The punchline: Trump then retweeted the tweet. Since he does not often do irony, we assume it was sincere.

This is, of course, hilarious in and of itself, in the trivial, eye-rolling way that Twitter happenings often are. But it also got us pondering an odd little thought puzzle: If a real person retweets a fake quote attributed to him … does that quote also become real? Is anything on Twitter real, really?!

Since questions on the nature of reality are usually the domain of theologians, scholars and other big-thinkers, we turned to two Internet-savvy philosophers to solve this puzzle for us. Geoffrey Klempner is director of the Pathways School of Philosophy  and runs the popular philosophy blog “Ask a Philosopher”; Guy Longworth is a professor at the University of Warwick who specializes in “knowledge transmission,” among other things, and tweets at @GuyLongworth.

Their take, in a nutshell: The quote is still not “real,” and can’t be attributed to Trump. But the sentiment behind it probably could be.

Here’s Klempner:

There is a simple logical answer to this. There are two possibilities:
1. When Donald Trump retweeted the quote, he was referring to it or talking about it rather than stating the thought attributed to him. Typically, when doing this you would use quotation marks to show the difference. As in, “Look what someone attributed to me, ha ha” …
2. When Donald Trump retweeted the quote, he intended to endorse it, even though the words did not come from him originally. In that case, he is stating the thought attributed to him. He is stating that he really thinks that, etc.
Note that in neither case is Trump claiming authorship of the original quote. In the first case he is quoting it, in the second case, he is stating it. In Logic, the distinction in question is recognized as between “mention” and “use.” (You can Google the “use-mention distinction”.) [Editor’s note: We did! It’s basically the difference between using a word to refer to a thing itself, and using a word to refer to the word. For instance: “This is all pretty rando” (use!) and “‘Rando’ is a word kids use these days” (mention!)]
[In this case it appears] Trump was duped into thinking that he was the original author of the quote. He evidently agrees with it so this would be case 2.

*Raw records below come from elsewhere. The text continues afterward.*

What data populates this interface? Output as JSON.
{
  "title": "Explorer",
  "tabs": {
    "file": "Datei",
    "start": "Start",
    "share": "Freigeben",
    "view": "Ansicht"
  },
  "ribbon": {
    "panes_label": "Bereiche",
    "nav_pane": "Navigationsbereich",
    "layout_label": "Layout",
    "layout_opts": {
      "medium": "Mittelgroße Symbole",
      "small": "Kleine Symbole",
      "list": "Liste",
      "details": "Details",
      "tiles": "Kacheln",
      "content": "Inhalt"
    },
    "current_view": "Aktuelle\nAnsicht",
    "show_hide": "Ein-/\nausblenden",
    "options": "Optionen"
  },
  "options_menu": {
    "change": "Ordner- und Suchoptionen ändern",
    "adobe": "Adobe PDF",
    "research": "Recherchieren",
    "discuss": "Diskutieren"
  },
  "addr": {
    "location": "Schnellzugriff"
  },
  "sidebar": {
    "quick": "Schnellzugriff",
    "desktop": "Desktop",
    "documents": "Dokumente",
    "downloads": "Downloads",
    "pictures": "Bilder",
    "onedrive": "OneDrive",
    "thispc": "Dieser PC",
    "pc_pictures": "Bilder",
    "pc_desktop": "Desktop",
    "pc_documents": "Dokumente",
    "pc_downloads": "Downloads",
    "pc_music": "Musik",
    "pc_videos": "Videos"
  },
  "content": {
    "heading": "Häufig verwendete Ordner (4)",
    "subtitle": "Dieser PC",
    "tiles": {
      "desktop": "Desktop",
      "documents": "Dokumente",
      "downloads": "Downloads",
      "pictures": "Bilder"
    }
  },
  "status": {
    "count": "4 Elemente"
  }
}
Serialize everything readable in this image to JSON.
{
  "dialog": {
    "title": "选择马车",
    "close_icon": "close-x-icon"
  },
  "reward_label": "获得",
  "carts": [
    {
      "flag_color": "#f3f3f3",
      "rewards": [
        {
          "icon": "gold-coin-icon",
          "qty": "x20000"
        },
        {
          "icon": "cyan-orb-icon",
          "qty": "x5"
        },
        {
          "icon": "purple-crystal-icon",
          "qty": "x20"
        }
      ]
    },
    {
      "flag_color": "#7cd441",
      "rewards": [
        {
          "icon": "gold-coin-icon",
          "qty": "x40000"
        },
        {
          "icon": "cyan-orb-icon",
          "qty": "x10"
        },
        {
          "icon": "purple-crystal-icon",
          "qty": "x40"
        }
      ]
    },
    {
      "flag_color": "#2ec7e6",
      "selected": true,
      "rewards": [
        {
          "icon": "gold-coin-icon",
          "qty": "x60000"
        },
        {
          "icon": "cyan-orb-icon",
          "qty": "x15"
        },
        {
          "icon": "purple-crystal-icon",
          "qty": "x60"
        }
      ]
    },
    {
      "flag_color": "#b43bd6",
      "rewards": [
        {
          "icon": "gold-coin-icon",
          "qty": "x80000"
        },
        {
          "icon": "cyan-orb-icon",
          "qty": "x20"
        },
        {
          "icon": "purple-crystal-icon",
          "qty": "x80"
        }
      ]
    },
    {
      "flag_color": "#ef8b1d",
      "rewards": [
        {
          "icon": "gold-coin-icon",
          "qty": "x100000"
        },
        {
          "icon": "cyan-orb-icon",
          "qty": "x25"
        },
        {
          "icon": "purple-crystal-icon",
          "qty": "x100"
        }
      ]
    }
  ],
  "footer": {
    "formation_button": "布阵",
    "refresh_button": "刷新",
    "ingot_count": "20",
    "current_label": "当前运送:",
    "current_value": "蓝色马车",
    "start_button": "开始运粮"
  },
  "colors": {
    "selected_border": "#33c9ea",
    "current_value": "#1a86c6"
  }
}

And here’s Longworth:

I think that retweeting would be akin to quoting someone’s words, rather than using them oneself. In this case, one might hear it as Trump saying something like: He said that I said: “[insert quote].” So, even in these rather special circumstances, one wouldn’t ordinarily think of what Trump had done as saying, so committing to, what he retweeted. That said, the issues are delicate: there was a case recently in the UK wherein a libellous tweet was retweeted and I believe that put the retweeters in line for legal claim. Similarly, if one quoted, or retweeted, something very offensive, that would often be thought to be bad, even if not as bad as saying it in propria persona. Thus, some people wouldn’t even quote something racist, anti-Semitic,, &c., except perhaps in special circumstances wherein it was made very clear and explicit what was going on.

So there you have it, budding philosophers of the Internet: Trump still did not actually say “success was always good,” though he does apparently feel that way. (Which makes sense, frankly. “Can success ever be bad?” is a philosophical quandary for another day.)

Trump, if you want to shut down this whole thought puzzle for us, you’ll have to tweet the quote directly.